In your answer, give each entry again exactly as it appears.

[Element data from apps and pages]
------------------------------------

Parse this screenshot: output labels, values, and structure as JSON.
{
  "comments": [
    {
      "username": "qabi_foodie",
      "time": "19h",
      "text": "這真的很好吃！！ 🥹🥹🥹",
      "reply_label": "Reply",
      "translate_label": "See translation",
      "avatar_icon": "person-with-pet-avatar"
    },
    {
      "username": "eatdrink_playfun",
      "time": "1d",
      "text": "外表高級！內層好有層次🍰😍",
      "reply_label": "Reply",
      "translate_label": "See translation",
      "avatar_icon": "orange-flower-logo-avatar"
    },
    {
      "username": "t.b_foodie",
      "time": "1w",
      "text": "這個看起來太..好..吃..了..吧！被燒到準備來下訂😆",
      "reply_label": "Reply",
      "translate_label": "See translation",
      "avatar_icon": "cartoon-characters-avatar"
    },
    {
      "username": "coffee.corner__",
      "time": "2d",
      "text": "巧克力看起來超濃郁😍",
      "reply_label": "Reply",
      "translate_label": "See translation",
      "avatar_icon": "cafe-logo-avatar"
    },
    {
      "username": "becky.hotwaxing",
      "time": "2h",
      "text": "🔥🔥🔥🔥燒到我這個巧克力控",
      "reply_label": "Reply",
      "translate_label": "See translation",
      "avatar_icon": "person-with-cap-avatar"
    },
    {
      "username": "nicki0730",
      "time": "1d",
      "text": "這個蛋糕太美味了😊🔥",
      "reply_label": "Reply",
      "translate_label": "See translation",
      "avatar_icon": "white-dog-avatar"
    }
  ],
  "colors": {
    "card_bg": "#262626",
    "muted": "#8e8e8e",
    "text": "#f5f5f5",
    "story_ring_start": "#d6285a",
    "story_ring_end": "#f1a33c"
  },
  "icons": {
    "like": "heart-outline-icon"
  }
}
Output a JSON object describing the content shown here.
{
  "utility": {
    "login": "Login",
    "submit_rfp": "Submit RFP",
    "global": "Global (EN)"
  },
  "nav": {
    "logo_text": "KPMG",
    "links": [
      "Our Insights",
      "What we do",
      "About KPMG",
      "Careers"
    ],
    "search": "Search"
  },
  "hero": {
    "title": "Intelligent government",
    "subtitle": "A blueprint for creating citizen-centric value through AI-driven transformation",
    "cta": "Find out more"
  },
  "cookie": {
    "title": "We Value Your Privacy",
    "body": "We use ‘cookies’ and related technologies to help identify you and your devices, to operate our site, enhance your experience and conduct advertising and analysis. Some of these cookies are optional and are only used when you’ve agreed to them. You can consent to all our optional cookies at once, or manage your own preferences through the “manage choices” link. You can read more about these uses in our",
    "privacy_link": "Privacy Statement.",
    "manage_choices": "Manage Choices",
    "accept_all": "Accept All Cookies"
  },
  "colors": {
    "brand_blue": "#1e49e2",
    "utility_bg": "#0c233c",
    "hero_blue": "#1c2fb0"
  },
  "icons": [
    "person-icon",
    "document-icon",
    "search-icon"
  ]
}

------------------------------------

→ **Result for this exercise**
Parse this screenshot: output labels, values, and structure as JSON.
{
  "comments": [
    {
      "username": "qabi_foodie",
      "time": "19h",
      "text": "這真的很好吃！！ 🥹🥹🥹",
      "reply_label": "Reply",
      "translate_label": "See translation",
      "avatar_icon": "person-with-pet-avatar"
    },
    {
      "username": "eatdrink_playfun",
      "time": "1d",
      "text": "外表高級！內層好有層次🍰😍",
      "reply_label": "Reply",
      "translate_label": "See translation",
      "avatar_icon": "orange-flower-logo-avatar"
    },
    {
      "username": "t.b_foodie",
      "time": "1w",
      "text": "這個看起來太..好..吃..了..吧！被燒到準備來下訂😆",
      "reply_label": "Reply",
      "translate_label": "See translation",
      "avatar_icon": "cartoon-characters-avatar"
    },
    {
      "username": "coffee.corner__",
      "time": "2d",
      "text": "巧克力看起來超濃郁😍",
      "reply_label": "Reply",
      "translate_label": "See translation",
      "avatar_icon": "cafe-logo-avatar"
    },
    {
      "username": "becky.hotwaxing",
      "time": "2h",
      "text": "🔥🔥🔥🔥燒到我這個巧克力控",
      "reply_label": "Reply",
      "translate_label": "See translation",
      "avatar_icon": "person-with-cap-avatar"
    },
    {
      "username": "nicki0730",
      "time": "1d",
      "text": "這個蛋糕太美味了😊🔥",
      "reply_label": "Reply",
      "translate_label": "See translation",
      "avatar_icon": "white-dog-avatar"
    }
  ],
  "colors": {
    "card_bg": "#262626",
    "muted": "#8e8e8e",
    "text": "#f5f5f5",
    "story_ring_start": "#d6285a",
    "story_ring_end": "#f1a33c"
  },
  "icons": {
    "like": "heart-outline-icon"
  }
}
Output a JSON object describing the content shown here.
{
  "utility": {
    "login": "Login",
    "submit_rfp": "Submit RFP",
    "global": "Global (EN)"
  },
  "nav": {
    "logo_text": "KPMG",
    "links": [
      "Our Insights",
      "What we do",
      "About KPMG",
      "Careers"
    ],
    "search": "Search"
  },
  "hero": {
    "title": "Intelligent government",
    "subtitle": "A blueprint for creating citizen-centric value through AI-driven transformation",
    "cta": "Find out more"
  },
  "cookie": {
    "title": "We Value Your Privacy",
    "body": "We use ‘cookies’ and related technologies to help identify you and your devices, to operate our site, enhance your experience and conduct advertising and analysis. Some of these cookies are optional and are only used when you’ve agreed to them. You can consent to all our optional cookies at once, or manage your own preferences through the “manage choices” link. You can read more about these uses in our",
    "privacy_link": "Privacy Statement.",
    "manage_choices": "Manage Choices",
    "accept_all": "Accept All Cookies"
  },
  "colors": {
    "brand_blue": "#1e49e2",
    "utility_bg": "#0c233c",
    "hero_blue": "#1c2fb0"
  },
  "icons": [
    "person-icon",
    "document-icon",
    "search-icon"
  ]
}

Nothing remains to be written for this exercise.